But why? What could make so many different players with varying degrees of success all choose to return to Arizona?

The weather probably helps, but living out of a suitcase for half the year is the norm in the NHL. What seems more likely to me is that Arizona's oft-maligned status as a fair-weather city is actually quite enjoyable for many players.

Look at Evander Kane in Winnipeg, or Phil Kessel in Toronto, or Tyler Seguin in Boston. Life becomes a fishbowl in some of these markets. Everything you door don't do - earns scrutiny, criticism, and second-guessing. It doesn't matter how skilled these players are or how big their contracts are; inviting strangers into every portion of your hockey and non-hockey life has to be exhausting.

So, in this sleepy part of the hockey offseason, shout-out to the sleepy Arizona market. Maligned as the fan-base is, and ridiculous as the off-ice issues are, NHLers just can't seem to get enough of the Valley of the Sun.

Thoughts

  • The schedule makers continue to be kind to the Coyotes, as four of their first six home games will be against Pittsuburgh, Boston, Minnesota, and the New York Rangers, all of whom draw well when they come to town.
  • Looking back on Louis Domingue's departure for Europe, and I see something between a divorce and a separation from the Coyotes. General Manager Don Maloney (at least publicly) doesn't seem that upset about the move overseas.
  • Domingue's 5v5 save percentage last year was 91.38% (albeit with a much smaller sample size), compared to 91.37% for Anders Lindback and 91.21% for Mike Smith.
  • Could Domingue have won the backup job for the Coyotes? Absolutely. But even if he did, he would not be playing nearly as often as he will in Europe.
  • This is exciting:

  • It may not be NCAA level, but expanding opportunities for women to play hockey at a highly competitive level is nothing but good for the sport in Arizona, and around the nation as a whole.
  • Between the Women's Canadian Hockey League and the National Women's Hockey League, the NHL has no excuse to not use its resources and reach to help improve women's hockey participation. It's not just the right thing to do; it's a sound business strategy to expand hockey's audience.
  • We've already received several submissions for our #AskFFH series.
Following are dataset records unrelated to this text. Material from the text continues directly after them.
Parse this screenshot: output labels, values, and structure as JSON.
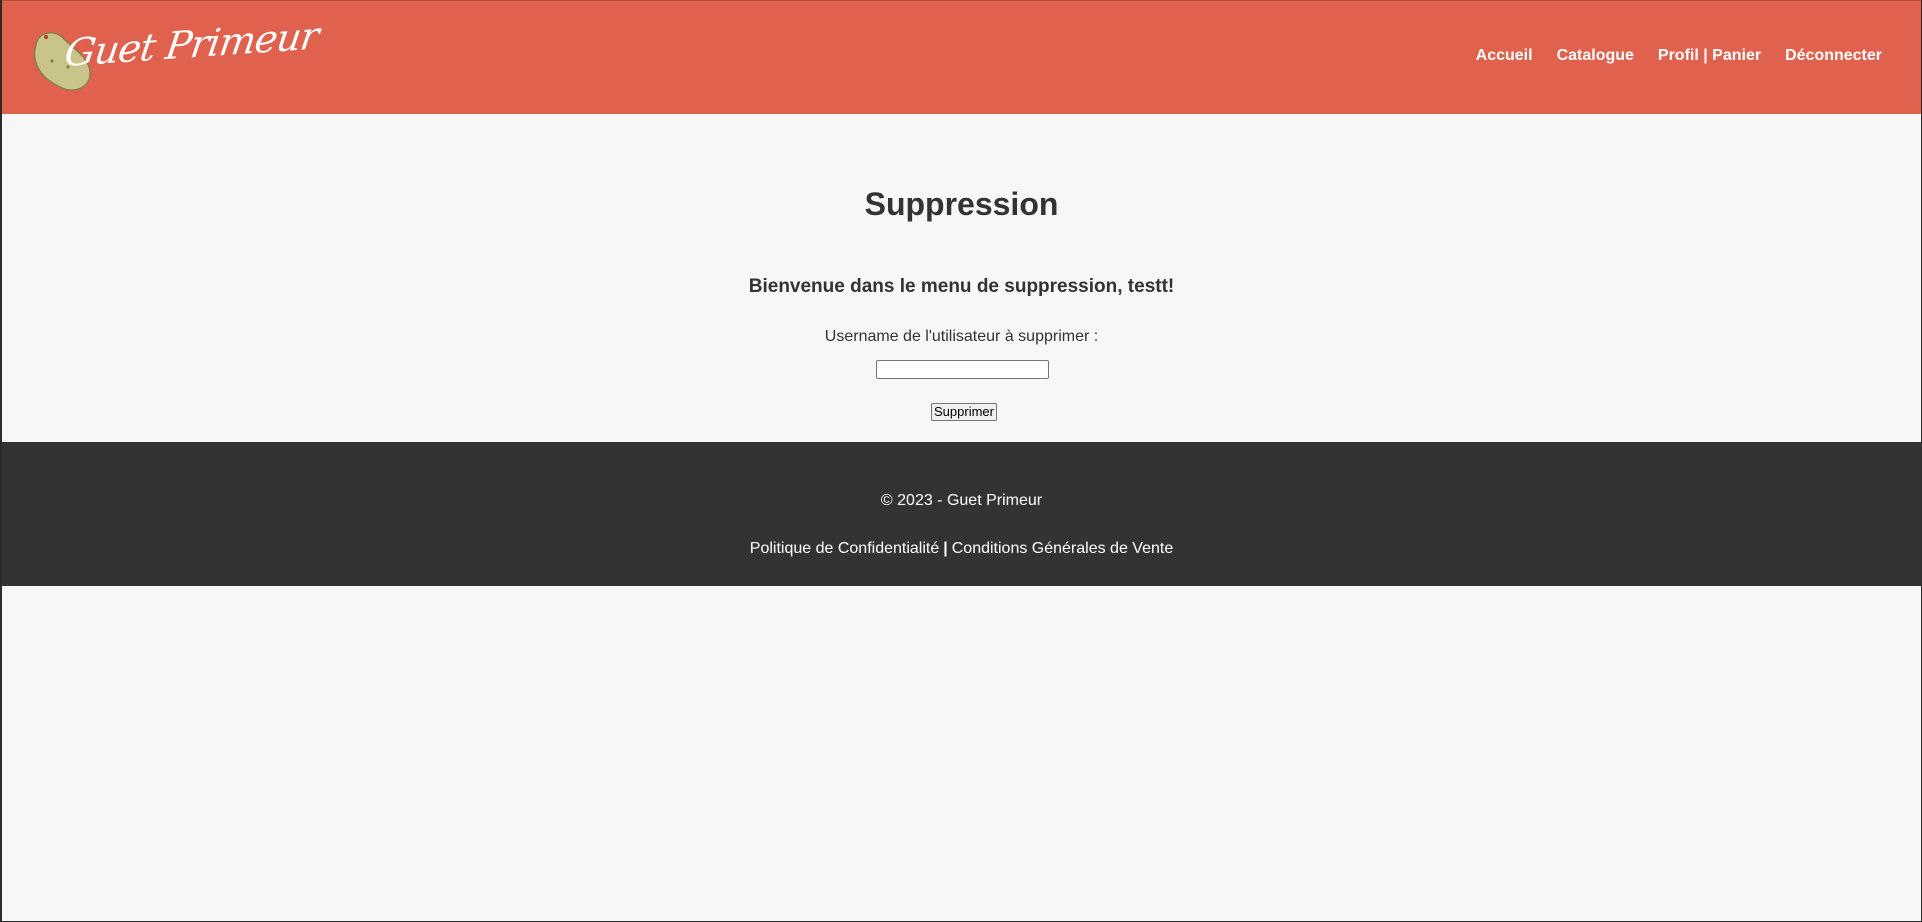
{
  "header": {
    "logo_text": "Guet Primeur",
    "nav": [
      {
        "label": "Accueil"
      },
      {
        "label": "Catalogue"
      },
      {
        "label": "Profil | Panier"
      },
      {
        "label": "Déconnecter"
      }
    ]
  },
  "main": {
    "title": "Suppression",
    "welcome": "Bienvenue dans le menu de suppression, testt!",
    "field_label": "Username de l'utilisateur à supprimer :",
    "username_value": "",
    "submit_label": "Supprimer"
  },
  "footer": {
    "copyright": "© 2023 - Guet Primeur",
    "privacy_label": "Politique de Confidentialité",
    "separator": "|",
    "terms_label": "Conditions Générales de Vente"
  },
  "colors": {
    "header_bg": "#e0614d",
    "footer_bg": "#333333",
    "page_bg": "#f7f7f7",
    "logo_potato": "#c9c48a"
  }
}
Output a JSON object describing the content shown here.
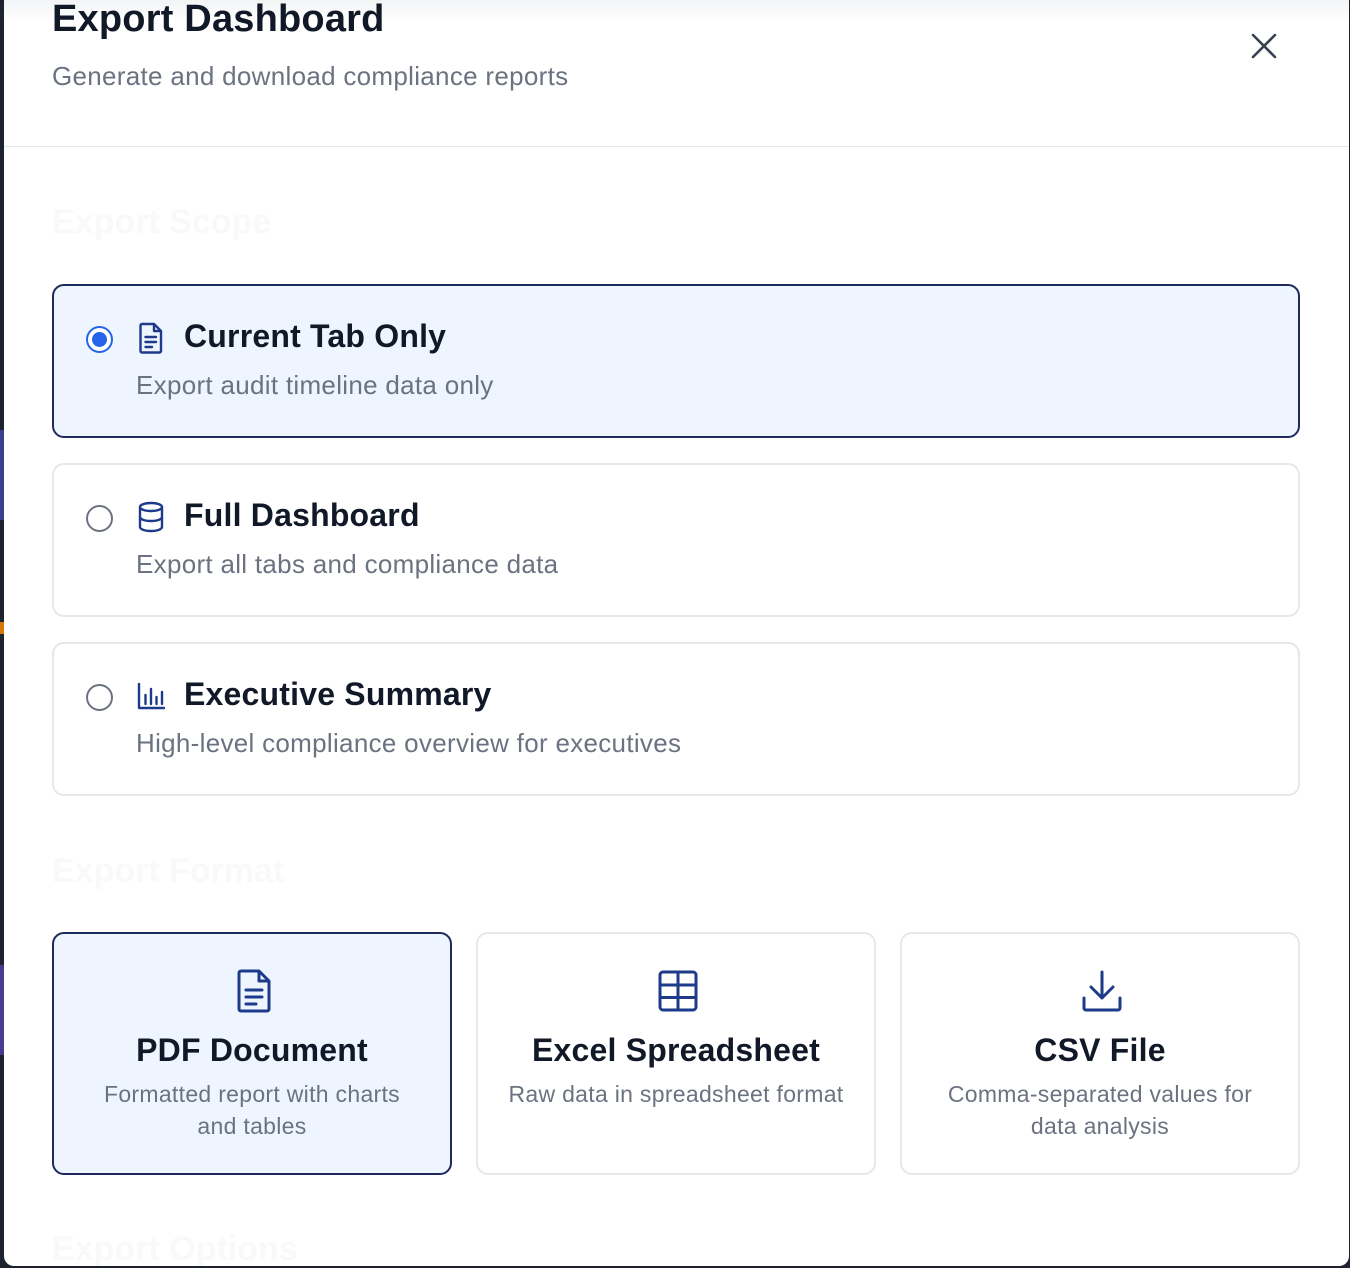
{
  "header": {
    "title": "Export Dashboard",
    "subtitle": "Generate and download compliance reports"
  },
  "sections": {
    "scope_heading": "Export Scope",
    "format_heading": "Export Format",
    "options_heading": "Export Options"
  },
  "scope_options": [
    {
      "label": "Current Tab Only",
      "description": "Export audit timeline data only",
      "icon": "document-icon",
      "selected": true
    },
    {
      "label": "Full Dashboard",
      "description": "Export all tabs and compliance data",
      "icon": "database-icon",
      "selected": false
    },
    {
      "label": "Executive Summary",
      "description": "High-level compliance overview for executives",
      "icon": "bar-chart-icon",
      "selected": false
    }
  ],
  "format_options": [
    {
      "label": "PDF Document",
      "description": "Formatted report with charts and tables",
      "icon": "document-icon",
      "selected": true
    },
    {
      "label": "Excel Spreadsheet",
      "description": "Raw data in spreadsheet format",
      "icon": "table-icon",
      "selected": false
    },
    {
      "label": "CSV File",
      "description": "Comma-separated values for data analysis",
      "icon": "download-icon",
      "selected": false
    }
  ],
  "colors": {
    "accent": "#2563eb",
    "selected_border": "#1e2a5e",
    "selected_bg": "#eef5fe",
    "icon_navy": "#1e3a8a"
  }
}
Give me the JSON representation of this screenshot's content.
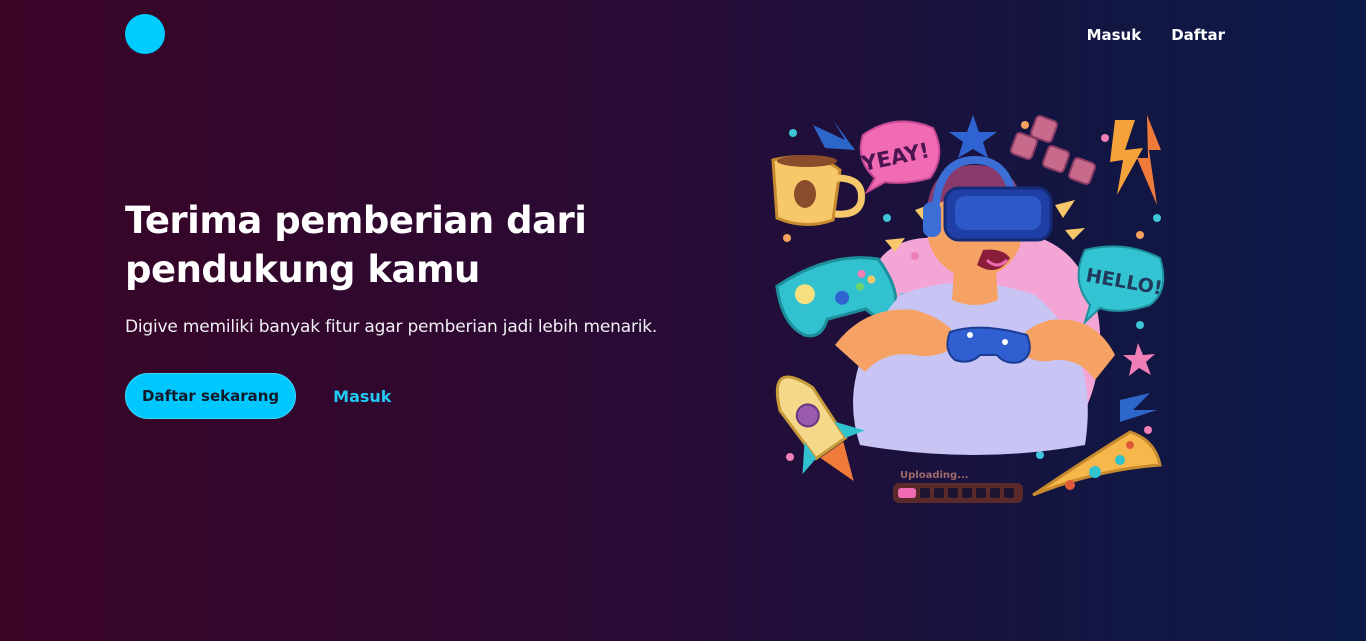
{
  "header": {
    "nav": [
      {
        "label": "Masuk"
      },
      {
        "label": "Daftar"
      }
    ]
  },
  "hero": {
    "title_line1": "Terima pemberian dari",
    "title_line2": "pendukung kamu",
    "subtitle": "Digive memiliki banyak fitur agar pemberian jadi lebih menarik.",
    "primary_button": "Daftar sekarang",
    "secondary_link": "Masuk"
  },
  "illustration": {
    "bubble_yeay": "YEAY!",
    "bubble_hello": "HELLO!",
    "upload_label": "Uploading..."
  },
  "colors": {
    "accent": "#00c8ff",
    "link": "#21c9f3",
    "background_left": "#3a0426",
    "background_right": "#0b1a48"
  }
}
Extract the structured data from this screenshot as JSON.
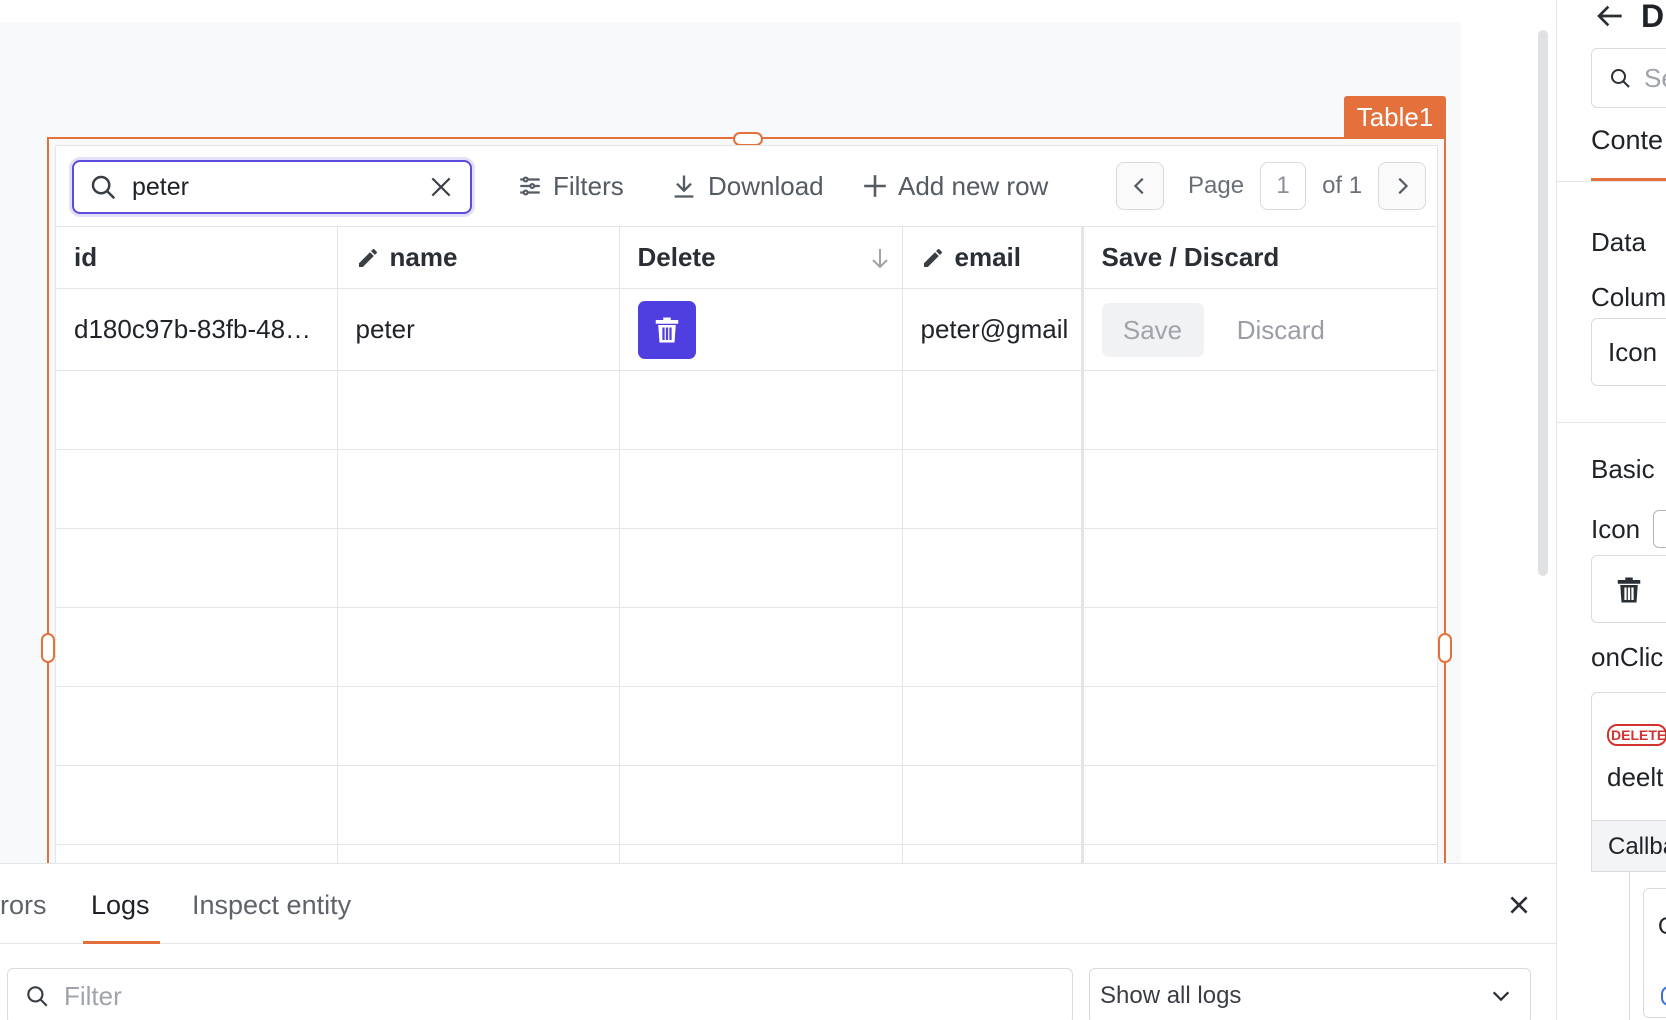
{
  "table": {
    "widget_label": "Table1",
    "search": {
      "value": "peter"
    },
    "toolbar": {
      "filters_label": "Filters",
      "download_label": "Download",
      "add_row_label": "Add new row"
    },
    "pager": {
      "page_label": "Page",
      "page_number": "1",
      "of_label": "of 1"
    },
    "columns": {
      "id": "id",
      "name": "name",
      "delete": "Delete",
      "email": "email",
      "save_discard": "Save / Discard"
    },
    "rows": [
      {
        "id": "d180c97b-83fb-48…",
        "name": "peter",
        "email": "peter@gmail",
        "save_label": "Save",
        "discard_label": "Discard"
      }
    ]
  },
  "console": {
    "tabs": [
      "rors",
      "Logs",
      "Inspect entity"
    ],
    "active_tab": "Logs",
    "filter_placeholder": "Filter",
    "log_level": "Show all logs"
  },
  "inspector": {
    "title": "D",
    "search_placeholder": "Se",
    "tab": "Conte",
    "section_data": "Data",
    "column_label": "Colum",
    "column_value": "Icon",
    "section_basic": "Basic",
    "icon_label": "Icon",
    "icon_value": "t",
    "onclick_label": "onClic",
    "delete_tag": "DELETE",
    "query_name": "deelt",
    "callback_label": "Callba",
    "nested_label": "Or",
    "nested_tag": "G"
  },
  "colors": {
    "accent": "#e4703b",
    "primary": "#4f3fe0",
    "danger": "#d3322f"
  }
}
Thank you so much for your contributions! And if you still haven't asked a question yet, we want to hear from you too!